ABSTRACT The purpose of this study is to report an unusual variant of cervical squamous cell carcinoma, not associated with either human papillomavirus infection or antecedent squamous intraepithelial lesions. Five women had a diagnosis of invasive cervical cancer discovered at hysterectomy performed for prolapse (two cases), leiomyoma (one case), or a vaginal fistula (two cases). The women ranged in age from 47 to 78 years (mean 59 years). Four of the five had a history of normal Papanicolaou (Pap) smears; the other had a Pap smear diagnosis of atypical squamous cells of undetermined significance (ASCUS). All had large cervical tumors (two with parametrial involvement and one with vaginal involvement) that showed extensive keratin formation, an inverted pattern of growth, and, except for one case, minimal cytologic atypia. There was extensive hyperkeratosis and parakeratosis adjacent to each tumor; none had evidence of squamous intraepithelial lesion. Human papillomavirus testing by polymerase chain reaction in situ hybridization and reverse-transcribed polymerase chain reaction in situ was negative in each case, compared with a detection rate of 107 of 108 (99%) for squamous intraepithelial lesion-associated cervical squamous cell and adenocarcinomas. Two of the women died of extensive local recurrence; two other women were recently diagnosed. We conclude that highly differentiated keratinizing squamous cell carcinoma of the cervix is a rare entity not associated with human papillomavirus infection or squamous intraepithelial lesion and thus difficult to detect on routine cervical cancer screening.
- SourceAvailable from: Galina VolgarevaBladder Cancer - From Basic Science to Robotic Surgery, 02/2012; , ISBN: 978-953-307-839-7
- [Show abstract] [Hide abstract]
ABSTRACT: Hyperexpression of p16(INK4a) protein is an early marker of cervical cancer. Hyperexpression of INK4a gene encoding this protein at the level of mRNA and p16(INK4a) was detected in tumor cells of some patients with bladder cancer associated with human papilloma virus-16. However, in contrast to cervical cancer, this phenomenon in urothelial carcinomas does not correlate with expression of human papilloma virus-16 oncogenes E6 and E7.Bulletin of Experimental Biology and Medicine 08/2010; 149(2):242-5. DOI:10.1007/s10517-010-0917-0 · 0.34 Impact Factor
- [Show abstract] [Hide abstract]

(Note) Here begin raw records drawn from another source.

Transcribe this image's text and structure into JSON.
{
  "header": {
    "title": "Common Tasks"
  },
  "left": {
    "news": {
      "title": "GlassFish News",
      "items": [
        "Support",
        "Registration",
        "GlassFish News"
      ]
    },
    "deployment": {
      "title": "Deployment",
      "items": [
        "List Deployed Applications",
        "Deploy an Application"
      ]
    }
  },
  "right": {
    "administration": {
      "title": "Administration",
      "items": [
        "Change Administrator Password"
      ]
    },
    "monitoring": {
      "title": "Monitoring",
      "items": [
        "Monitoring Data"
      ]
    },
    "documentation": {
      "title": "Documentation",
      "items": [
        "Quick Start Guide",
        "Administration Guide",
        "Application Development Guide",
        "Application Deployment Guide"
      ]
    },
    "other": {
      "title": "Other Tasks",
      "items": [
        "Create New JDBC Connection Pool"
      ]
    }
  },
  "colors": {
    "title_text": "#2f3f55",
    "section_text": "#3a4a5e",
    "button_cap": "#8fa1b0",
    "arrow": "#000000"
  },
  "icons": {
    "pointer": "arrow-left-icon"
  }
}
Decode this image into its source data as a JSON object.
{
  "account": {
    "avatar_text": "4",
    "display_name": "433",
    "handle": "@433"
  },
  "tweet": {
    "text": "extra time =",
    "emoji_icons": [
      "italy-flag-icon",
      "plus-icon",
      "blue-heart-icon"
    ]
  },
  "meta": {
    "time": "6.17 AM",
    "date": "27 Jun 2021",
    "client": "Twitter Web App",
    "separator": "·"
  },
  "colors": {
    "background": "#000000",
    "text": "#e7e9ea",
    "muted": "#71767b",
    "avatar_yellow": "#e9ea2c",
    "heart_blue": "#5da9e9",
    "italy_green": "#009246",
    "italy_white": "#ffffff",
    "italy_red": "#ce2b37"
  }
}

ABSTRACT: Endocervical polyps are common benign lesions that typically arise in the endocervical canal of women from 40 to 60 years old. The reported incidence of squamous intraepithelial lesion (SIL) occurring in an endocervical polyp is typically less than 1/1,000 (0.1%). We report on 9 cases of SIL arising in otherwise classic benign endocervical polyps; these lesions were from a pool of about 1500 endocervical polyps for an incidence of approximately 0.5%. Five cases were low-grade SIL; of the 4 cases of high-grade SIL, 1 was associated with an invasive squamous cell carcinoma. In 8/9 cases, there was no evidence of SIL on colposcopic examination or biopsy of the remainder of the cervix. There were 12 Pap smears (either concurrent or from 6 mo to 2 yr before the biopsy-proven SIL) taken from the 9 women and most (10/12%-83%) were diagnosed as normal (7), atypical squamous cells of undetermined significance (ASCUS), favor reactive changes (1), or ASCUS (2) whereas the other 2 (17%) smears were diagnosed as low-grade SIL. Human papillomavirus DNA was evident in 7/8 (88%) of the polyps with SIL as determined by in situ hybridization. We conclude that cervical SILs can occur de novo in endocervical polyps, their incidence may be increasing, and, due to their presence in the endocervical canal, where they are much less accessible to sampling with a cytobrush/spatula, may not be evident in the Pap smear.International journal of gynecological pathology: official journal of the International Society of Gynecological Pathologists 09/2008; 27(4):582-90. DOI:10.1097/PGP.0b013e31817e0928 · 2.07 Impact Factor